> Problem to solve
Go through the lines below and count those that contain "icon"; the number is all that should be returned.

> Data in this exercise
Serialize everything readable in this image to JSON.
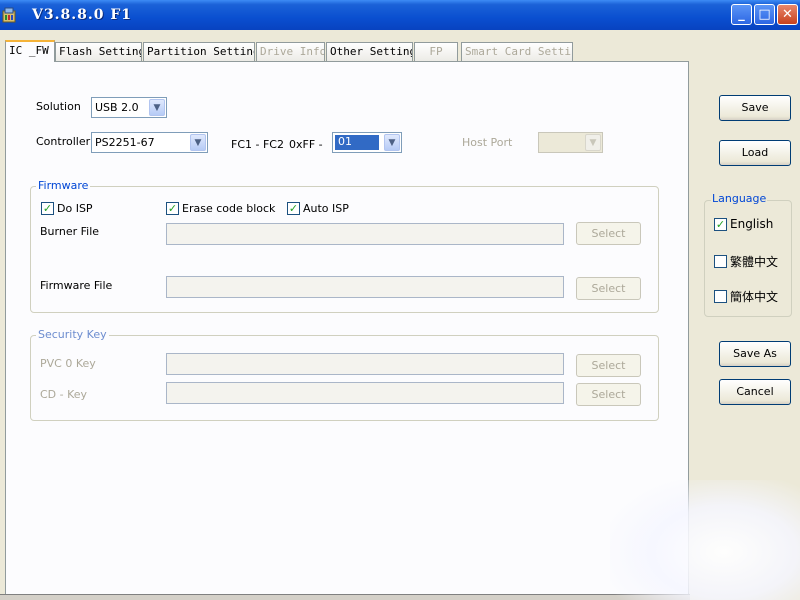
{
  "window": {
    "title": "V3.8.8.0 F1",
    "minimize_glyph": "_",
    "maximize_glyph": "□",
    "close_glyph": "✕"
  },
  "tabs": [
    {
      "label": "IC _FW",
      "state": "active"
    },
    {
      "label": "Flash Setting",
      "state": "enabled"
    },
    {
      "label": "Partition Setting",
      "state": "enabled"
    },
    {
      "label": "Drive Info",
      "state": "disabled"
    },
    {
      "label": "Other Setting",
      "state": "enabled"
    },
    {
      "label": "FP",
      "state": "disabled"
    },
    {
      "label": "Smart Card Setting",
      "state": "disabled"
    }
  ],
  "ic_fw": {
    "solution_label": "Solution",
    "solution_value": "USB 2.0",
    "controller_label": "Controller",
    "controller_value": "PS2251-67",
    "fc_label": "FC1 - FC2",
    "fc_prefix": "0xFF -",
    "fc_value": "01",
    "host_port_label": "Host Port",
    "host_port_value": "",
    "firmware": {
      "title": "Firmware",
      "do_isp_label": "Do ISP",
      "do_isp_checked": true,
      "erase_code_block_label": "Erase code block",
      "erase_code_block_checked": true,
      "auto_isp_label": "Auto ISP",
      "auto_isp_checked": true,
      "burner_file_label": "Burner File",
      "burner_file_value": "",
      "firmware_file_label": "Firmware File",
      "firmware_file_value": "",
      "select_label": "Select"
    },
    "security_key": {
      "title": "Security Key",
      "pvc0_label": "PVC 0 Key",
      "cd_label": "CD - Key",
      "select_label": "Select"
    }
  },
  "actions": {
    "save": "Save",
    "load": "Load",
    "save_as": "Save As",
    "cancel": "Cancel"
  },
  "language": {
    "title": "Language",
    "options": [
      {
        "label": "English",
        "checked": true
      },
      {
        "label": "繁體中文",
        "checked": false
      },
      {
        "label": "簡体中文",
        "checked": false
      }
    ]
  },
  "checkmark": "✓",
  "combo_arrow": "▼"
}
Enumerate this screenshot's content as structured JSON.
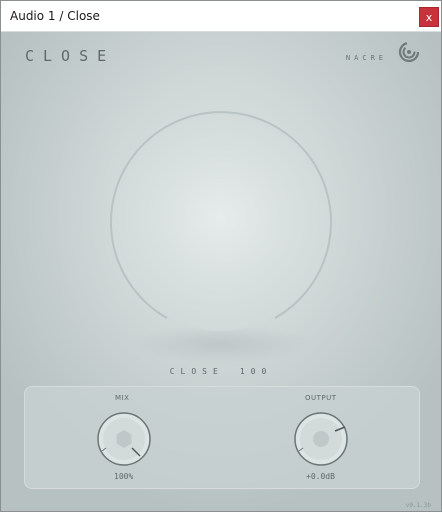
{
  "window": {
    "title": "Audio 1 / Close",
    "close_glyph": "x"
  },
  "plugin": {
    "title": "CLOSE",
    "brand": "NACRE",
    "logo_icon": "nacre-shell-icon",
    "version": "v0.1.3b"
  },
  "main_knob": {
    "readout_label": "CLOSE",
    "readout_value": "100"
  },
  "mix_knob": {
    "label": "MIX",
    "value": "100%"
  },
  "output_knob": {
    "label": "OUTPUT",
    "value": "+0.0dB"
  },
  "colors": {
    "close_button": "#c8323c",
    "background": "#bcc6c6",
    "text": "#606a6a"
  }
}
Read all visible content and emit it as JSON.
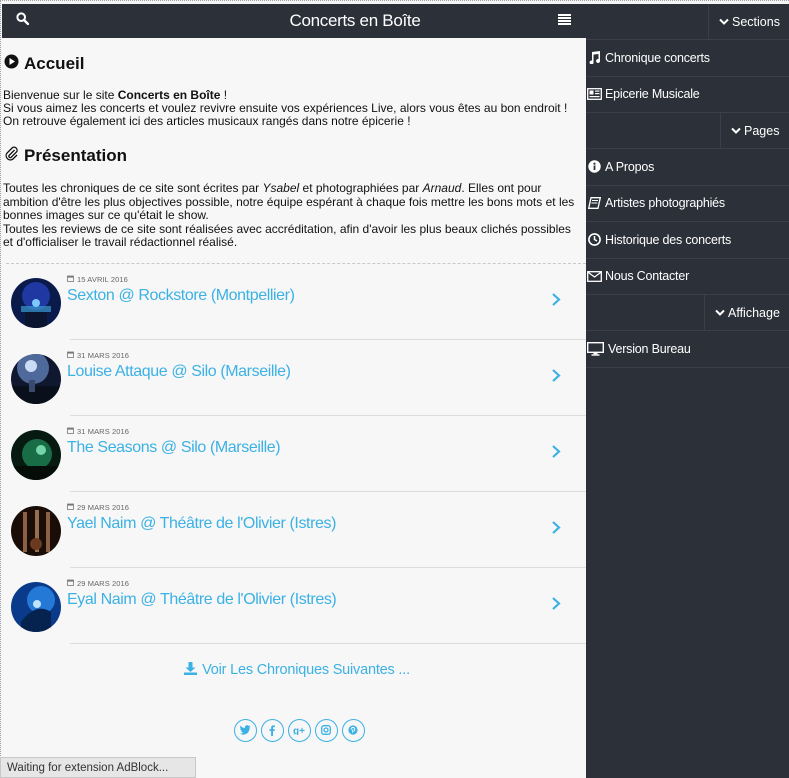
{
  "header": {
    "title": "Concerts en Boîte"
  },
  "accueil": {
    "heading": "Accueil",
    "line1_prefix": "Bienvenue sur le site ",
    "line1_bold": "Concerts en Boîte",
    "line1_suffix": " !",
    "line2": "Si vous aimez les concerts et voulez revivre ensuite vos expériences Live, alors vous êtes au bon endroit !",
    "line3": "On retrouve également ici des articles musicaux rangés dans notre épicerie !"
  },
  "presentation": {
    "heading": "Présentation",
    "p1_a": "Toutes les chroniques de ce site sont écrites par ",
    "p1_author": "Ysabel",
    "p1_b": " et photographiées par ",
    "p1_photographer": "Arnaud",
    "p1_c": ". Elles ont pour ambition d'être les plus objectives possible, notre équipe espérant à chaque fois mettre les bons mots et les bonnes images sur ce qu'était le show.",
    "p2": "Toutes les reviews de ce site sont réalisées avec accréditation, afin d'avoir les plus beaux clichés possibles et d'officialiser le travail rédactionnel réalisé."
  },
  "articles": [
    {
      "date": "15 AVRIL 2016",
      "title": "Sexton @ Rockstore (Montpellier)"
    },
    {
      "date": "31 MARS 2016",
      "title": "Louise Attaque @ Silo (Marseille)"
    },
    {
      "date": "31 MARS 2016",
      "title": "The Seasons @ Silo (Marseille)"
    },
    {
      "date": "29 MARS 2016",
      "title": "Yael Naim @ Théâtre de l'Olivier (Istres)"
    },
    {
      "date": "29 MARS 2016",
      "title": "Eyal Naim @ Théâtre de l'Olivier (Istres)"
    }
  ],
  "more_link": "Voir Les Chroniques Suivantes ...",
  "sidebar": {
    "sections_label": "Sections",
    "pages_label": "Pages",
    "affichage_label": "Affichage",
    "sections": [
      {
        "label": "Chronique concerts",
        "icon": "music-icon"
      },
      {
        "label": "Epicerie Musicale",
        "icon": "newspaper-icon"
      }
    ],
    "pages": [
      {
        "label": "A Propos",
        "icon": "info-icon"
      },
      {
        "label": "Artistes photographiés",
        "icon": "book-icon"
      },
      {
        "label": "Historique des concerts",
        "icon": "clock-icon"
      },
      {
        "label": "Nous Contacter",
        "icon": "envelope-icon"
      }
    ],
    "affichage": [
      {
        "label": "Version Bureau",
        "icon": "desktop-icon"
      }
    ]
  },
  "status": {
    "text": "Waiting for extension AdBlock..."
  },
  "colors": {
    "accent": "#3bb1e4",
    "dark": "#2c3038",
    "panel": "#f7f7f7"
  }
}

> Task answer
8